What is required: Pictures aside, quote the whole listing exactly.

+ + + + + + +

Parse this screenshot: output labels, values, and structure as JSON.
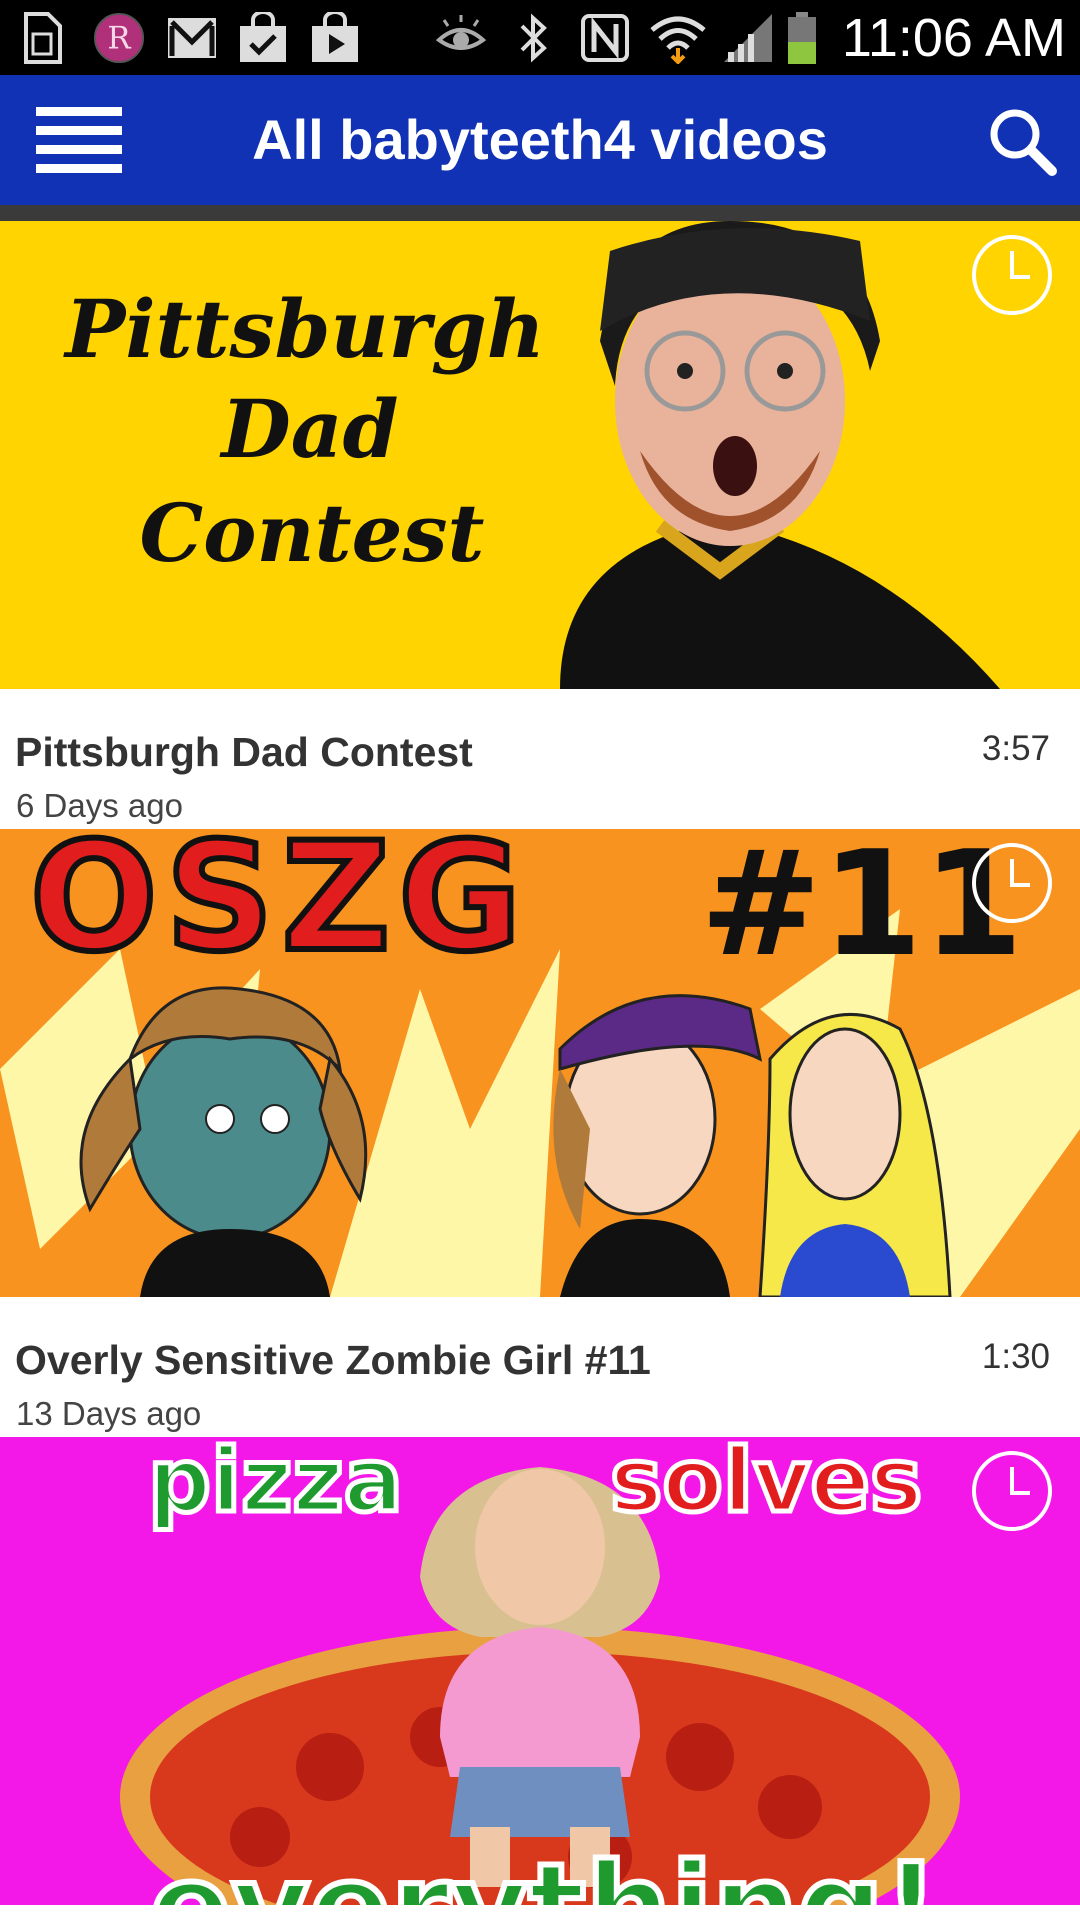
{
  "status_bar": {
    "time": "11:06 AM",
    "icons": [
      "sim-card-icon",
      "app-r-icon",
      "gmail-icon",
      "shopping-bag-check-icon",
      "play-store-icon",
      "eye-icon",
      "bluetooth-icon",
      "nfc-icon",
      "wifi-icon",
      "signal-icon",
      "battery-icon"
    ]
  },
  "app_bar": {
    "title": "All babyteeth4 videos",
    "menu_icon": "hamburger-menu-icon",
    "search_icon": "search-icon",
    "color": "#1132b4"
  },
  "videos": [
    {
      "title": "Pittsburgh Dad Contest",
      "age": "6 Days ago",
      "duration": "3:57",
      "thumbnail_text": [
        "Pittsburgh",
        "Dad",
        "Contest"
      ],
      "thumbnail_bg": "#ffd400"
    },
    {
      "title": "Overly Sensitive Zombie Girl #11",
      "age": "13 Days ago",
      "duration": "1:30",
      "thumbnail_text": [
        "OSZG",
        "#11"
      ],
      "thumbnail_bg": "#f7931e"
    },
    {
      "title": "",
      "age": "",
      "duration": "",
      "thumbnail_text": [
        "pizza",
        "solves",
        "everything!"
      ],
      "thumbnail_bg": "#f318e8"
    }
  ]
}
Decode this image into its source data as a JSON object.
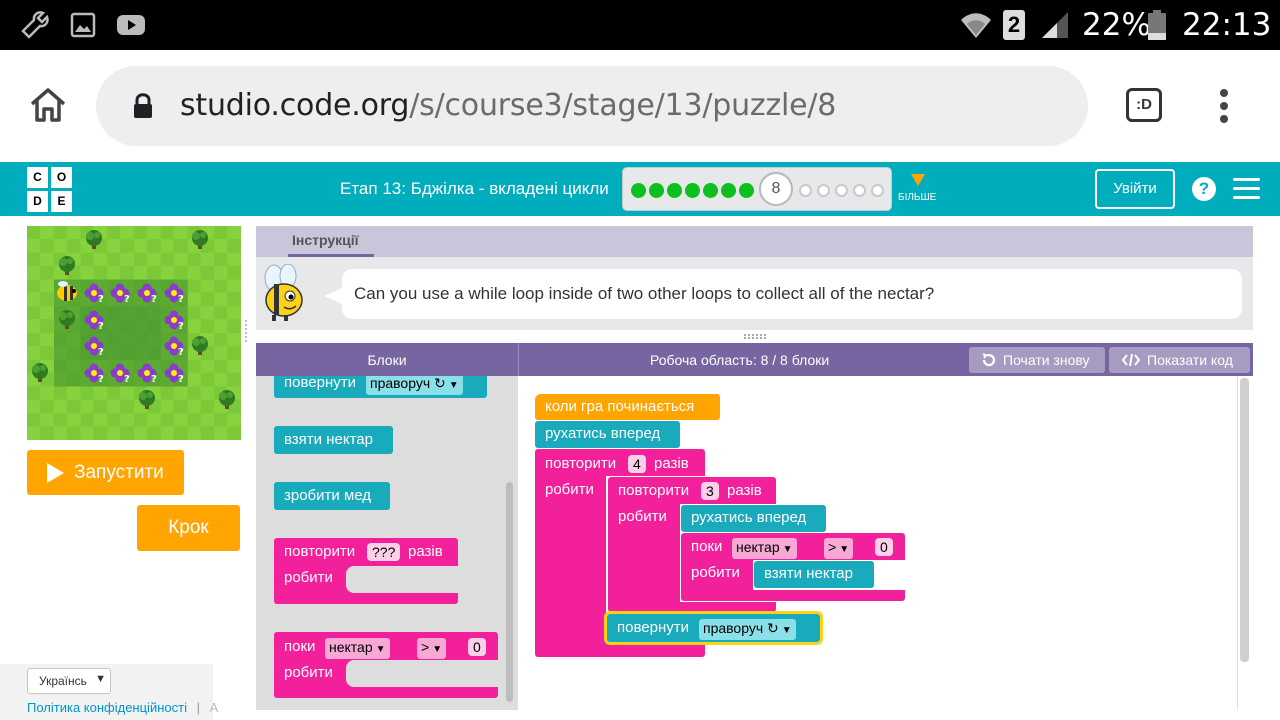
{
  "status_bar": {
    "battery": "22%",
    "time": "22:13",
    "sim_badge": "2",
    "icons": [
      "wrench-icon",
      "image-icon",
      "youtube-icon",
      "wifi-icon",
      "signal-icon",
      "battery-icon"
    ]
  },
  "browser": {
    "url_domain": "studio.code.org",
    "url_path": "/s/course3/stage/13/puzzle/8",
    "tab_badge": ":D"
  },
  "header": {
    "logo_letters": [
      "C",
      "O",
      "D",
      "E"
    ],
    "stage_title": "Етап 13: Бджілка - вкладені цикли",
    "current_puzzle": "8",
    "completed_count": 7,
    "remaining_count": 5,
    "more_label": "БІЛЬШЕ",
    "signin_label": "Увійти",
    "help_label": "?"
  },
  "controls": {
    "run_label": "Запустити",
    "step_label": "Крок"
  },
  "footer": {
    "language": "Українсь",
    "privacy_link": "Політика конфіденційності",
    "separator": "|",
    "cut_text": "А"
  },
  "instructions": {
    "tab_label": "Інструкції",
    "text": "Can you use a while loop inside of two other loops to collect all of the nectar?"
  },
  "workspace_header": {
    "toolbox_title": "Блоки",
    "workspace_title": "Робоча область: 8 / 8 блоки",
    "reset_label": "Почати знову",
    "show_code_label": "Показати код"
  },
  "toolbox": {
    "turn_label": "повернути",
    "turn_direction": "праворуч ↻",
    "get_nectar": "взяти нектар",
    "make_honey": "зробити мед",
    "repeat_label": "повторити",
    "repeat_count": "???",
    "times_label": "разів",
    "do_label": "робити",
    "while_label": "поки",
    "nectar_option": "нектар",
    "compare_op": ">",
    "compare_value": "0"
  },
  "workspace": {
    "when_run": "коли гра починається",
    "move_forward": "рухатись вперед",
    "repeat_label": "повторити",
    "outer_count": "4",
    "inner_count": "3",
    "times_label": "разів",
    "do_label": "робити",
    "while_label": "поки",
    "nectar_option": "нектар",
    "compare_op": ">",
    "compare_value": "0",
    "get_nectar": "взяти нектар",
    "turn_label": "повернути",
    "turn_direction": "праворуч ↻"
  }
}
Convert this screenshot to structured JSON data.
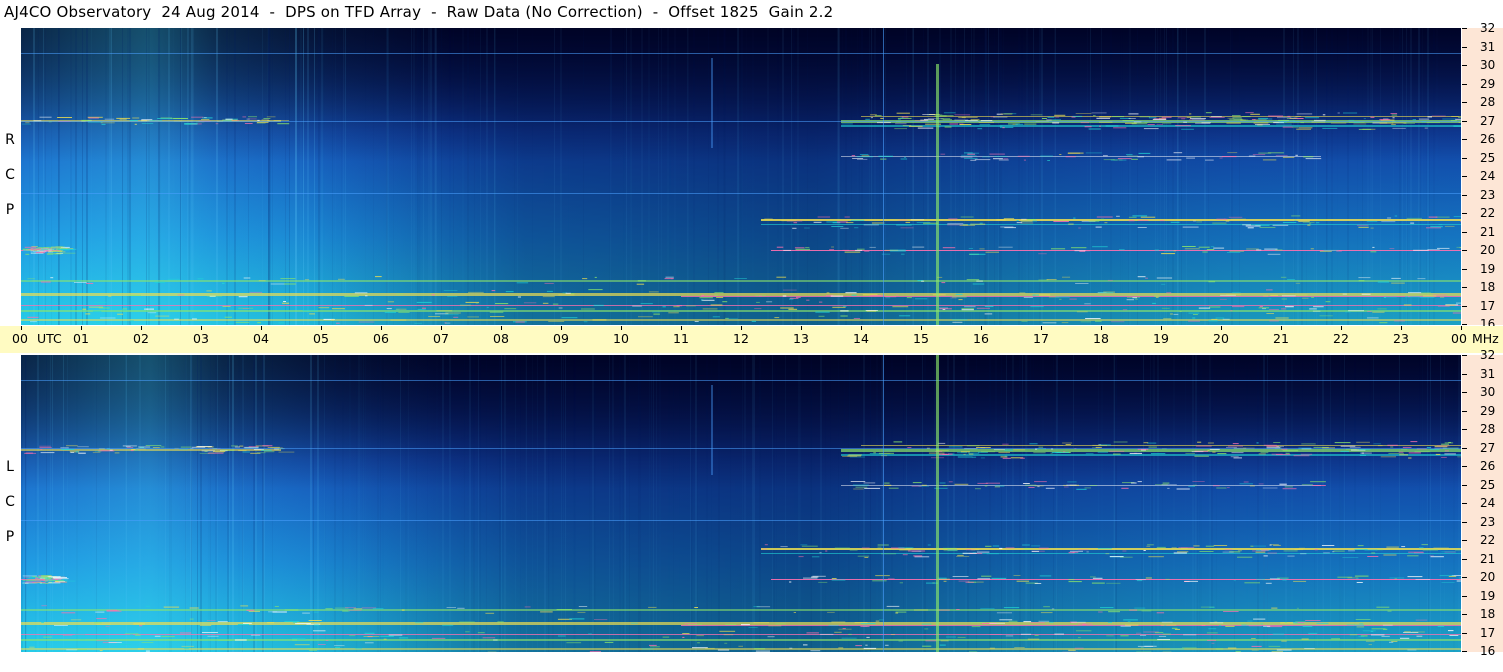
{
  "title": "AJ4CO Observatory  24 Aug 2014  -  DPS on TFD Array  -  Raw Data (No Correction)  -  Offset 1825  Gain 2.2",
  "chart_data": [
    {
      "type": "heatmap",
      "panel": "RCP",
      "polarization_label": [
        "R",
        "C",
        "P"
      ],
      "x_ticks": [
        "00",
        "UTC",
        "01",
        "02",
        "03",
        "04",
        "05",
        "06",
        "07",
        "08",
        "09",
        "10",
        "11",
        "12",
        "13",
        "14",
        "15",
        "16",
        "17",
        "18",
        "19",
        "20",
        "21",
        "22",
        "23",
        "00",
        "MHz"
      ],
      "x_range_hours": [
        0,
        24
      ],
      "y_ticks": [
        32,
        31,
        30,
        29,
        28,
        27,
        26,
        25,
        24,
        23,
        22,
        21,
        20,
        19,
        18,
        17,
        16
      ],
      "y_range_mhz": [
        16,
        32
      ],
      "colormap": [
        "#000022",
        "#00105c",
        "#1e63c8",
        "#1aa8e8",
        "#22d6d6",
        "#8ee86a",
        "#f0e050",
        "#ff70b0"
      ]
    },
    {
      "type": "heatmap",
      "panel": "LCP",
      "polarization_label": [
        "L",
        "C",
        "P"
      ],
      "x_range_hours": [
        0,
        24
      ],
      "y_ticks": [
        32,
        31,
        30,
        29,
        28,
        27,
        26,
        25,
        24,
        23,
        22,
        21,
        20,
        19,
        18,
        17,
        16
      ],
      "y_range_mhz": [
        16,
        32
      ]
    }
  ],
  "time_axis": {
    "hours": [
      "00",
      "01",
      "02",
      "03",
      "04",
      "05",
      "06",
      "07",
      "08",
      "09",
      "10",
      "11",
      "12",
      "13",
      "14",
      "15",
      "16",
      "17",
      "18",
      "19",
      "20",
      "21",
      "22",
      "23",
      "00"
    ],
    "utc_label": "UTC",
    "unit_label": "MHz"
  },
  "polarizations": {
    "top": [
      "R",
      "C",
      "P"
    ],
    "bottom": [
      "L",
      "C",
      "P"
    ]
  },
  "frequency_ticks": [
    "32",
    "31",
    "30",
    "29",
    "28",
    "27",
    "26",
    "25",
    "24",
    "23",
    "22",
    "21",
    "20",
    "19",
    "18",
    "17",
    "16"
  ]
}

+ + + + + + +

Answer to this task:
Parse this screenshot: output labels, values, and structure as JSON.
{
  "status_bar": {
    "time": "11:06 AM",
    "icons": [
      "sim-card-icon",
      "app-r-icon",
      "gmail-icon",
      "shopping-bag-check-icon",
      "play-store-icon",
      "eye-icon",
      "bluetooth-icon",
      "nfc-icon",
      "wifi-icon",
      "signal-icon",
      "battery-icon"
    ]
  },
  "app_bar": {
    "title": "All babyteeth4 videos",
    "menu_icon": "hamburger-menu-icon",
    "search_icon": "search-icon",
    "color": "#1132b4"
  },
  "videos": [
    {
      "title": "Pittsburgh Dad Contest",
      "age": "6 Days ago",
      "duration": "3:57",
      "thumbnail_text": [
        "Pittsburgh",
        "Dad",
        "Contest"
      ],
      "thumbnail_bg": "#ffd400"
    },
    {
      "title": "Overly Sensitive Zombie Girl #11",
      "age": "13 Days ago",
      "duration": "1:30",
      "thumbnail_text": [
        "OSZG",
        "#11"
      ],
      "thumbnail_bg": "#f7931e"
    },
    {
      "title": "",
      "age": "",
      "duration": "",
      "thumbnail_text": [
        "pizza",
        "solves",
        "everything!"
      ],
      "thumbnail_bg": "#f318e8"
    }
  ]
}
Decode this image into its source data as a JSON object.
{
  "status_bar": {
    "battery": "22%",
    "time": "22:13",
    "sim_badge": "2",
    "icons": [
      "wrench-icon",
      "image-icon",
      "youtube-icon",
      "wifi-icon",
      "signal-icon",
      "battery-icon"
    ]
  },
  "browser": {
    "url_domain": "studio.code.org",
    "url_path": "/s/course3/stage/13/puzzle/8",
    "tab_badge": ":D"
  },
  "header": {
    "logo_letters": [
      "C",
      "O",
      "D",
      "E"
    ],
    "stage_title": "Етап 13: Бджілка - вкладені цикли",
    "current_puzzle": "8",
    "completed_count": 7,
    "remaining_count": 5,
    "more_label": "БІЛЬШЕ",
    "signin_label": "Увійти",
    "help_label": "?"
  },
  "controls": {
    "run_label": "Запустити",
    "step_label": "Крок"
  },
  "footer": {
    "language": "Українсь",
    "privacy_link": "Політика конфіденційності",
    "separator": "|",
    "cut_text": "А"
  },
  "instructions": {
    "tab_label": "Інструкції",
    "text": "Can you use a while loop inside of two other loops to collect all of the nectar?"
  },
  "workspace_header": {
    "toolbox_title": "Блоки",
    "workspace_title": "Робоча область: 8 / 8 блоки",
    "reset_label": "Почати знову",
    "show_code_label": "Показати код"
  },
  "toolbox": {
    "turn_label": "повернути",
    "turn_direction": "праворуч ↻",
    "get_nectar": "взяти нектар",
    "make_honey": "зробити мед",
    "repeat_label": "повторити",
    "repeat_count": "???",
    "times_label": "разів",
    "do_label": "робити",
    "while_label": "поки",
    "nectar_option": "нектар",
    "compare_op": ">",
    "compare_value": "0"
  },
  "workspace": {
    "when_run": "коли гра починається",
    "move_forward": "рухатись вперед",
    "repeat_label": "повторити",
    "outer_count": "4",
    "inner_count": "3",
    "times_label": "разів",
    "do_label": "робити",
    "while_label": "поки",
    "nectar_option": "нектар",
    "compare_op": ">",
    "compare_value": "0",
    "get_nectar": "взяти нектар",
    "turn_label": "повернути",
    "turn_direction": "праворуч ↻"
  }
}
Convert this screenshot to structured JSON data.
{
  "title": "AJ4CO Observatory  24 Aug 2014  -  DPS on TFD Array  -  Raw Data (No Correction)  -  Offset 1825  Gain 2.2",
  "chart_data": [
    {
      "type": "heatmap",
      "panel": "RCP",
      "polarization_label": [
        "R",
        "C",
        "P"
      ],
      "x_ticks": [
        "00",
        "UTC",
        "01",
        "02",
        "03",
        "04",
        "05",
        "06",
        "07",
        "08",
        "09",
        "10",
        "11",
        "12",
        "13",
        "14",
        "15",
        "16",
        "17",
        "18",
        "19",
        "20",
        "21",
        "22",
        "23",
        "00",
        "MHz"
      ],
      "x_range_hours": [
        0,
        24
      ],
      "y_ticks": [
        32,
        31,
        30,
        29,
        28,
        27,
        26,
        25,
        24,
        23,
        22,
        21,
        20,
        19,
        18,
        17,
        16
      ],
      "y_range_mhz": [
        16,
        32
      ],
      "colormap": [
        "#000022",
        "#00105c",
        "#1e63c8",
        "#1aa8e8",
        "#22d6d6",
        "#8ee86a",
        "#f0e050",
        "#ff70b0"
      ]
    },
    {
      "type": "heatmap",
      "panel": "LCP",
      "polarization_label": [
        "L",
        "C",
        "P"
      ],
      "x_range_hours": [
        0,
        24
      ],
      "y_ticks": [
        32,
        31,
        30,
        29,
        28,
        27,
        26,
        25,
        24,
        23,
        22,
        21,
        20,
        19,
        18,
        17,
        16
      ],
      "y_range_mhz": [
        16,
        32
      ]
    }
  ],
  "time_axis": {
    "hours": [
      "00",
      "01",
      "02",
      "03",
      "04",
      "05",
      "06",
      "07",
      "08",
      "09",
      "10",
      "11",
      "12",
      "13",
      "14",
      "15",
      "16",
      "17",
      "18",
      "19",
      "20",
      "21",
      "22",
      "23",
      "00"
    ],
    "utc_label": "UTC",
    "unit_label": "MHz"
  },
  "polarizations": {
    "top": [
      "R",
      "C",
      "P"
    ],
    "bottom": [
      "L",
      "C",
      "P"
    ]
  },
  "frequency_ticks": [
    "32",
    "31",
    "30",
    "29",
    "28",
    "27",
    "26",
    "25",
    "24",
    "23",
    "22",
    "21",
    "20",
    "19",
    "18",
    "17",
    "16"
  ]
}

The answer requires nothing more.